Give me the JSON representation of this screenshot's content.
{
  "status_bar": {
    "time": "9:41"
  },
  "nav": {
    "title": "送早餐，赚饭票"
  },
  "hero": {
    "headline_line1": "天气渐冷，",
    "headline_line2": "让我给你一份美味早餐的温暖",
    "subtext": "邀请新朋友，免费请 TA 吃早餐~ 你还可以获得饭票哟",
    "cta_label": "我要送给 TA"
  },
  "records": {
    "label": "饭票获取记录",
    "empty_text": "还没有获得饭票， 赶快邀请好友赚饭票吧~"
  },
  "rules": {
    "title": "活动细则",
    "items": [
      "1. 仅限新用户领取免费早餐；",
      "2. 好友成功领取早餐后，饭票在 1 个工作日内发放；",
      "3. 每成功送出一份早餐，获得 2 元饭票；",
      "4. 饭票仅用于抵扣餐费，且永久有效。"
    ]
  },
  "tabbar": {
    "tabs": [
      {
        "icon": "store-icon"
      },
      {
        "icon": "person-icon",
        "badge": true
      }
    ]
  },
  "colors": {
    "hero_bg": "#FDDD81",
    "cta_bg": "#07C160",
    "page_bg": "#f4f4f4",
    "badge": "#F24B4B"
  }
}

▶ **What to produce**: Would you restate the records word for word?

▶ **Answer to this task**:
Give me the JSON representation of this screenshot's content.
{
  "status_bar": {
    "time": "9:41"
  },
  "nav": {
    "title": "送早餐，赚饭票"
  },
  "hero": {
    "headline_line1": "天气渐冷，",
    "headline_line2": "让我给你一份美味早餐的温暖",
    "subtext": "邀请新朋友，免费请 TA 吃早餐~ 你还可以获得饭票哟",
    "cta_label": "我要送给 TA"
  },
  "records": {
    "label": "饭票获取记录",
    "empty_text": "还没有获得饭票， 赶快邀请好友赚饭票吧~"
  },
  "rules": {
    "title": "活动细则",
    "items": [
      "1. 仅限新用户领取免费早餐；",
      "2. 好友成功领取早餐后，饭票在 1 个工作日内发放；",
      "3. 每成功送出一份早餐，获得 2 元饭票；",
      "4. 饭票仅用于抵扣餐费，且永久有效。"
    ]
  },
  "tabbar": {
    "tabs": [
      {
        "icon": "store-icon"
      },
      {
        "icon": "person-icon",
        "badge": true
      }
    ]
  },
  "colors": {
    "hero_bg": "#FDDD81",
    "cta_bg": "#07C160",
    "page_bg": "#f4f4f4",
    "badge": "#F24B4B"
  }
}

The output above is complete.